Written by TY PETERSON
Asteroids. Pong. Space Invaders. If you remember sitting around the local milk bar playing these games to Bowie or Duran-Duran, you are probably too old to be reading this magazine without a quality pair of reading glasses. But then again, maybe not, these classic games are making a comeback and they’re bringing company. But where did they come from?
70s : I’m living in the 70’s! The Brady Bunch, Platform Shoes, Glam. ROLLER DISCO BABY!
The 70’s was the golden age of the arcade; computers less powerful than a modern calculator nailed in wooden enclosures, just waiting for you to feed them shiny coins.
Pong was released in 1972 and became the father of all future video games. It became one of the earliest and most successful arcade video games. It was developed by an Atari programmer as a ‘warm-up’ exercise. Atari saw potential in that square electronic ball and paddle set and the rest became history.
Pong’s success paved the way for many other games, like Space Invaders, with its annoying, blocky aliens you shoot at as they get lower and lower and frustratingly faster and faster. Pinball machines were resigned to the trash heap once arcade games burst onto the scene. But Namco, creators of Pac-Man, released Gee Bee; an electronic pinball machine with fewer lights, colours and sounds. But it was electric so therefore cooler, right?
Home video consoles were also born in the 70s. Nintendo’s first console was released in 1977 imaginatively named Nintendo Colour TV Game in 1977 contained not one, not two, but SIX different variations of Light Tennis, or Pong, depending on which side of the Atari-Nintendo law suit you sat.

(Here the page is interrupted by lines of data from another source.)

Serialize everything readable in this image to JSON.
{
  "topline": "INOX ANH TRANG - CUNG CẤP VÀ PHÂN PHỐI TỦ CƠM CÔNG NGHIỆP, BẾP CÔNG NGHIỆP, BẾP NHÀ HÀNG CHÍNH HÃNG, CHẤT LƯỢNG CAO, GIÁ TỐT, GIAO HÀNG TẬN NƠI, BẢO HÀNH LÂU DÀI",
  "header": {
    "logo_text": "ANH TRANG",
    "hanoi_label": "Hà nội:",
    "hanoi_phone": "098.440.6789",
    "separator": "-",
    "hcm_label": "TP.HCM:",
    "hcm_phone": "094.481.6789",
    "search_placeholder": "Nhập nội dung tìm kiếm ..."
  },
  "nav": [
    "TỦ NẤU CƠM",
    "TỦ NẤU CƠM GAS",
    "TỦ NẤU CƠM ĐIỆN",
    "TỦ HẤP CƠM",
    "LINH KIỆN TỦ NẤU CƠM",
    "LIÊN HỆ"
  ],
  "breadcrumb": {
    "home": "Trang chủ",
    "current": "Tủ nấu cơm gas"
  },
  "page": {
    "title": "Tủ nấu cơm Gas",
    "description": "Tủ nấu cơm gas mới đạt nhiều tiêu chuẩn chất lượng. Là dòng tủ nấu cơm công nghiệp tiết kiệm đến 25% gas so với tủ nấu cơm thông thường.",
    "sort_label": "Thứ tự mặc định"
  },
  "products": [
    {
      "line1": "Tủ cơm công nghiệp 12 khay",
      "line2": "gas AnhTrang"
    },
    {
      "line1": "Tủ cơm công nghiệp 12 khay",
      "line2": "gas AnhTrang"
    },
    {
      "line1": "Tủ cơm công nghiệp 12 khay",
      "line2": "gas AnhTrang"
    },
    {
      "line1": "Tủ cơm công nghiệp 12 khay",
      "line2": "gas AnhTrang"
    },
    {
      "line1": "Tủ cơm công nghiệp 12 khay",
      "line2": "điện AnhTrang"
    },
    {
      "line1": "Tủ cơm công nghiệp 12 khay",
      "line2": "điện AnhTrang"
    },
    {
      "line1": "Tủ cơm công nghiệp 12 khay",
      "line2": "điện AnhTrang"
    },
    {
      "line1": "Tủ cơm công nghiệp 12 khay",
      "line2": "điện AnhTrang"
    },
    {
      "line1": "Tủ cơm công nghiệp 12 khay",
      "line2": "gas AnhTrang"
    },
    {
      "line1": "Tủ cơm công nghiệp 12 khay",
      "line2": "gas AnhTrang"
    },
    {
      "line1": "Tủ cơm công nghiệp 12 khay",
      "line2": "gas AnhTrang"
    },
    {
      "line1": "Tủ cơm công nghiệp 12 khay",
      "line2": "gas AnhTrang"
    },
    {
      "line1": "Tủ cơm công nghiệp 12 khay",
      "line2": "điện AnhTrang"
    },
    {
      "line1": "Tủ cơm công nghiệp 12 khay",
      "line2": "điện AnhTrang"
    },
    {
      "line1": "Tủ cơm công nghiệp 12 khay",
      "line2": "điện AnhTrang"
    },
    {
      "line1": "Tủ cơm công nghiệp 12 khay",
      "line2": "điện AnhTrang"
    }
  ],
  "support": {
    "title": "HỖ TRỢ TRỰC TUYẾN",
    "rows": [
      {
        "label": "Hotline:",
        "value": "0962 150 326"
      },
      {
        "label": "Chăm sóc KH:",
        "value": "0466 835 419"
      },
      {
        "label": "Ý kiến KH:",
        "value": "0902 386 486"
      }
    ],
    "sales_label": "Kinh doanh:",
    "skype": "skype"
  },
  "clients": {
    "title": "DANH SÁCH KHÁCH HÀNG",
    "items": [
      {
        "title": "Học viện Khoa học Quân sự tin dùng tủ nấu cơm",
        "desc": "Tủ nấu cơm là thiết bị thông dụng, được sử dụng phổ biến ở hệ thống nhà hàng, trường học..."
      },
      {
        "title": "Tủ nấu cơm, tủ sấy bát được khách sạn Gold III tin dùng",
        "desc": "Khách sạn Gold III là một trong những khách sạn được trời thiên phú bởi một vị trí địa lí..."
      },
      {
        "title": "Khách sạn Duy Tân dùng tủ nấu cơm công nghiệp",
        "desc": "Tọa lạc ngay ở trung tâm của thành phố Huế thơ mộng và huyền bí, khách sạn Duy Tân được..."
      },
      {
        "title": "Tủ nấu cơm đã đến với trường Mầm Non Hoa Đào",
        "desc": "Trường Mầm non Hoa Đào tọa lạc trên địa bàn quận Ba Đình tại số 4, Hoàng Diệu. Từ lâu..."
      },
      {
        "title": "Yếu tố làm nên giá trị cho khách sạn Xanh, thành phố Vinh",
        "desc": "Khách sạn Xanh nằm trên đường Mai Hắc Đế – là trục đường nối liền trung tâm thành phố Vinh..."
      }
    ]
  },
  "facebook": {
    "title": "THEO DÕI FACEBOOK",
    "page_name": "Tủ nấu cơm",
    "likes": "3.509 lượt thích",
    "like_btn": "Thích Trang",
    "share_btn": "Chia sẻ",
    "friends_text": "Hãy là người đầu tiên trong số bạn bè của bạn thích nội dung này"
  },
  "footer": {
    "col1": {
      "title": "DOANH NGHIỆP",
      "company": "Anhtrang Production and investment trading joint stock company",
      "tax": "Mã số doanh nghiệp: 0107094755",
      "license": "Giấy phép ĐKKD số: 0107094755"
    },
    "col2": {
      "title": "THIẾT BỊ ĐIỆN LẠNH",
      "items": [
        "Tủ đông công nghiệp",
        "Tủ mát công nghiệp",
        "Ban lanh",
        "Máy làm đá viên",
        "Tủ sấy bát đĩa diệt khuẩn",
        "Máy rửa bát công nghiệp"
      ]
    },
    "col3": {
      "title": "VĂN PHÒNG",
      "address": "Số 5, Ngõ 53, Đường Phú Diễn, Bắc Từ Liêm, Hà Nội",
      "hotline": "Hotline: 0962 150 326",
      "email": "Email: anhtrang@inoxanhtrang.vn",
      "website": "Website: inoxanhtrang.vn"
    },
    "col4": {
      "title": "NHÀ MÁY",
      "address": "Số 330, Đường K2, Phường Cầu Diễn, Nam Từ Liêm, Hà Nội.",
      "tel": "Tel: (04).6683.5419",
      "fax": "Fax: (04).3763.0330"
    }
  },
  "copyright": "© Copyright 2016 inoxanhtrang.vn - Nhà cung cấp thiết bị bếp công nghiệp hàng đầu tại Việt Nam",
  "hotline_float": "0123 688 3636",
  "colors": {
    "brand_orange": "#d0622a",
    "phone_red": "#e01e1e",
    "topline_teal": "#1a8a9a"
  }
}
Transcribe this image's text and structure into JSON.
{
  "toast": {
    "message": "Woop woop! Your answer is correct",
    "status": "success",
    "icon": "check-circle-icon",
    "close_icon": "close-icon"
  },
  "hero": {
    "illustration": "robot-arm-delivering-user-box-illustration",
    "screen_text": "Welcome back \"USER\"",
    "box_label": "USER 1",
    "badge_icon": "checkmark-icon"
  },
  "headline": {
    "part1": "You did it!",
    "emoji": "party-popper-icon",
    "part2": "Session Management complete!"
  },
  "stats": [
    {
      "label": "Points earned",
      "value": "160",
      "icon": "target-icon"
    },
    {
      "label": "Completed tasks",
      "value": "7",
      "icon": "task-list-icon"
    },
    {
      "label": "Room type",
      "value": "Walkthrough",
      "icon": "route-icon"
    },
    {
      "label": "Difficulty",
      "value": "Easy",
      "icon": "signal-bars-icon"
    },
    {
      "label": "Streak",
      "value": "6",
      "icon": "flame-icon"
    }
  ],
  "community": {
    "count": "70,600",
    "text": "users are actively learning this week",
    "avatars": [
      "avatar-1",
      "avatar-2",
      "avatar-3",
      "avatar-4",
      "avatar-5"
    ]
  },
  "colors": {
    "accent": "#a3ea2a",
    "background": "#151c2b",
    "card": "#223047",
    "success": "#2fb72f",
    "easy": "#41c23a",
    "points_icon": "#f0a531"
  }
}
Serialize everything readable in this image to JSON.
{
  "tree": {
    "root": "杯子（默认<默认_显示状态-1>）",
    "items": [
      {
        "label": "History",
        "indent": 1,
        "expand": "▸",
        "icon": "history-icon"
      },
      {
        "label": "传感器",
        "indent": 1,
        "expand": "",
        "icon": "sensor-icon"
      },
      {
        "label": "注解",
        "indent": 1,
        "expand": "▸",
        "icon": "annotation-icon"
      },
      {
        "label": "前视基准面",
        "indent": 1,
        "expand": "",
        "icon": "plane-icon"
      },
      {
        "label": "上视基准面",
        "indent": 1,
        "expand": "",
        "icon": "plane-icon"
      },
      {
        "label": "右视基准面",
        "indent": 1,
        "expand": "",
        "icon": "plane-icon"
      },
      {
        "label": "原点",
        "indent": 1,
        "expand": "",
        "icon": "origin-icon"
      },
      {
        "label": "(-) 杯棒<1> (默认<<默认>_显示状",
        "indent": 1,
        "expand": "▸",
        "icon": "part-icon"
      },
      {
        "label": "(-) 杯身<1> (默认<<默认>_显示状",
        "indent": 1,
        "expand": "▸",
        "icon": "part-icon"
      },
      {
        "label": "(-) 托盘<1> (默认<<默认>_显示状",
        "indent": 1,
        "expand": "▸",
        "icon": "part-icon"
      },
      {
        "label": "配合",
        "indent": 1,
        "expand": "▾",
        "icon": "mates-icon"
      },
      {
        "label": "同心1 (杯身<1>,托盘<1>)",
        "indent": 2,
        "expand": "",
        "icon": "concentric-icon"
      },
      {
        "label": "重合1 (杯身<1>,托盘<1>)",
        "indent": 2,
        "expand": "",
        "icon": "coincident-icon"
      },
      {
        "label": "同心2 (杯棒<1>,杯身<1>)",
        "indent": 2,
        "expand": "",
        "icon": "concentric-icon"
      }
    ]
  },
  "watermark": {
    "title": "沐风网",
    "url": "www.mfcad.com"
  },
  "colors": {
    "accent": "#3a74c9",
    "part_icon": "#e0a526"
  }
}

The games of the time were limited to one tile graphics and movement was generally up/down/left/right, if any. No challenge compared to today’s ADD satisfying button mashing frenzy fests, but it was a start.
80s: Rad man, it’s like, the 80s, Spikey Mohawks, Everything Neon, and Parachute Pants. PUNK’S NOT DEAD!
Arcade games were still popular in the early eighties and amongst the most popular titles, Frogger, Donkey Kong and the arcade version of Disney’s Tron, which actually went on to earn more than the film it was based on. Go figure.
The 80’s witnessed the birth of everyone’s favourite stereotypical Italian plumber, ‘It’s a me, Mario’ in Nintendo’s Donkey Kong. The goal was to leap the barrels and reach the Kong. Another of gaming’s most recognizable figures, that affectionate, dot hungry little yellow circle dude Pac-Man also burst onto the scene.
1985-6 saw the release of the first true mainstream home gaming consoles, namely the Nintendo Entertainment System (NES) and Sega’s Master System. Arcade gaming was all but dead, side-scrolling platformers had become the norm and Super Mario Bros. became the world’s best-selling video game, a title held until 2009.
Hand-held game consoles made their first appearance in the late eighties with Atari’s Epyx and Nintendo’s much more popular and enduring green-screened Gameboy. Sure, they may have required battery changes every thirty seconds and been heavy enough to beat anyone who wanted you to give them a go unconscious, but the idea was there.
Retro: “I want it to look 80’s. But not too 80’s, 80’s but like today’s 80’s, not 80’s 80’s. Get me?”
Gaming has come a long way since Pong and the arcades, but you might be surprised to find that many of the classics are still with us.
Anyone who has ever owned a Nokia mobile is familiar with the addictive Snake, whose origins lie in the arcades of the 70’s.
MAME, an arcade emulator for PC has introduced classic gaming to countless numbers and are popular to the point that there is a thriving industry built on manufacturing MAME cabinets, replicas of the physical arcade cabinets of yesteryear.
At the time of writing this article, a quick check on EBay shows listings for classic home consoles like the NES and Sega Master System ranging in price anywhere from $30 up to $250, long gone, but not forgotten.
Nostalgia and retro appeal has seen the development of emulators for these systems running on jail-broken iPhones and iPod Touches, Android mobiles and PC’s. They are even available on today’s modern consoles through Xbox Live, the PSN Store and Wii Shop.
And it’s not just the games, but the classic characters with all their charm and appeal. Mario has appeared on every single Nintendo console since his initial introduction. Pac-Man is constantly being re-imaged. And let’s not forget Light Tennis… erm, I mean Pong.